The following default links for WordPress feeds is just a sample. For more information and specifics on linking to feeds in WordPress, see “Understanding, Using, and Customizing WordPress Blog Feeds.”
- WordPress Full Blog Feed: http://example.com/feed/
- WordPress blog comments feed: – http://example.com/comments/feed/
- WordPress Categories: http://example.com/category/category-name/feed/
- WordPress Tag/Categories: http://example.com/tag/tag-category-name/feed/
For WordPress.com feeds:
- WordPress Full Blog Feed: http://example.wordpress.com/feed/
- WordPress blog comments feed: – http://example.wordpress.com/comments/feed/
- WordPress Categories: http://example.wordpress.com/category/category-name/feed/
- WordPress Tag/Categories: http://example.wordpress.com/tag/tag-category-name/feed/
Link to them the same as you would any other link.
For tips on how to create a link around a feed image, see “What is a Properly Formed Link.”
Linking to Sidebar Widgets
The technique to create a link to a spot in your sidebar, footer, or any other widgetized area in WordPress involves creating a jump link to that spot.
Using the instructions on creating a jump link and target in the WordPress Text Editor:
- Find the spot in the Widgetized area you wish to link to. Note unique words or images at that spot.
- View the web page source code (in the browser > Right Click > View Source or Page Source).
- Search (Ctrl or Cmd + F) the code for those unique words or image file name.
- When you find it, look through the code above it for an ID target. In most WordPress Themes, the ID number is found in the list item (
<li id="recent-posts">) or heading (
- Copy the ID and create a link using the instructions for jump links above.
In the image here, I’ve circled the ID for the “Recent Posts” Widget in the sidebar of that site. The link to that spot would be:
<a href="http://lorelle.wordpress.com/#recent-posts-2" title="Jump to the Most Recent Posts on the front page of Lorelle on WordPress.">most recent posts</a>
That link would take the user to the front page of that site and down to that point on the web page. What if I wanted them to jump to that spot on the page they are viewing currently? I’d use a relative link, a link on that page, not another web page.
<a href="#recent-posts-2" title="Jump to the Most Recent Posts on the front page of Lorelle on WordPress.">most recent posts</a>
For more information and details, see “Links and the Anchor HTML Tag” and “What is a Properly Formed Link?”
More WordPress Linking
For more information on linking in WordPress and links in general, see the following:
- The Basic Structure of a Blog Post
- Links and the Anchor HTML Tag
- Copyright: How to Quote and Cite Sources
- The 10 HTML Tags You Must Know to Blog
- What is a Properly Formed Link?
- Links and the Anchor HTML Tag
- Blog Exercises: Speed Blogging with CoLT – Lorelle on WordPress
- Adding, Deleting, and Changing a WordPress Category
- Adding, Deleting, and Changing a WordPress Category – Lorelle on WordPress

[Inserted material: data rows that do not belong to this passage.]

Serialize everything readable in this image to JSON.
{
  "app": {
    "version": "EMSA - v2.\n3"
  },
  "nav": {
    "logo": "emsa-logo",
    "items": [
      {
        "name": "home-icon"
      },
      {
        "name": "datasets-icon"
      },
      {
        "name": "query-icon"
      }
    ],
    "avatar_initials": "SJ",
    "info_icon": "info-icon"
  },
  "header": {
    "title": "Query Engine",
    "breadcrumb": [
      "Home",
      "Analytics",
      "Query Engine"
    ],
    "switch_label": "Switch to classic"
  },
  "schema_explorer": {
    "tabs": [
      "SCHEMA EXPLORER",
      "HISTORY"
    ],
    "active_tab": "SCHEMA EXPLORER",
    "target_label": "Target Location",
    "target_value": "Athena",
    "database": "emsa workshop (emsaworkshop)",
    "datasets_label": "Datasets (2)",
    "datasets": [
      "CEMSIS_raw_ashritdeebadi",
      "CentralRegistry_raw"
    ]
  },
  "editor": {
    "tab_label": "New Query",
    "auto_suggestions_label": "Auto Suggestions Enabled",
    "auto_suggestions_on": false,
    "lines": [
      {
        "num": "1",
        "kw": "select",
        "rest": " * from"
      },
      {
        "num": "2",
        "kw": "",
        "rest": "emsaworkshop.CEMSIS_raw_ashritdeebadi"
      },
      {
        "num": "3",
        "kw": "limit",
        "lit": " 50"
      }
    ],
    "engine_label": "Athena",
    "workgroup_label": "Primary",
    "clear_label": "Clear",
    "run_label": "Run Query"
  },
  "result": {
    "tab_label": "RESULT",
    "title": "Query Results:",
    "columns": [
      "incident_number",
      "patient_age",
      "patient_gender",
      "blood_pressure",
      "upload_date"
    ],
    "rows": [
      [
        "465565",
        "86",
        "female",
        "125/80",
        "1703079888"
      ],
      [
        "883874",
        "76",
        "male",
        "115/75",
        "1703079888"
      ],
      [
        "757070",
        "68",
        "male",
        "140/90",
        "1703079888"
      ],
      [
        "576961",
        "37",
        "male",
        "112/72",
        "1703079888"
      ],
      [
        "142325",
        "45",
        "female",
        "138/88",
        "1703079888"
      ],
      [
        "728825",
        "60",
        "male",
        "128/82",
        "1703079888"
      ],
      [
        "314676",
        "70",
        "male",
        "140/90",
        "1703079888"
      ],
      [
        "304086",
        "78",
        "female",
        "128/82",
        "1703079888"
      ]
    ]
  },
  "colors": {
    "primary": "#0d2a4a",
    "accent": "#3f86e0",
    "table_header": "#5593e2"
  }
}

- Understanding, Using, and Customizing WordPress Blog Feeds – Lorelle on WordPress
Pingback: Week 3: WordPress and blogging as a platform | Clark College JOUR 111 Class Blog
Valuable content even i bookmarked this one and try to expand as much as i can to newbie so that thwy can easily understand how to use wordpress so easily and comfortably.
Pingback: WordPress Site Structure and Organization | Learning from Lorelle
Pingback: Linking to WordPress Sidebar Widgets and more | Fredy Rouge
Pingback: WordPress School: Links « Lorelle on WordPress
You are being very helpful. Thank you for educating the people. Keep on blogging in a free world, ’cause it’s needed. Have a prophet-able day –
I really miss the option to find the wordpress category and tags in the editor –> insert link window. The search function is very handy to link to posts and pages, but not to categories and tags. Why not?
I’ve wished the same.
Pingback: Link Categories in WordPress | Phutse’s Weblog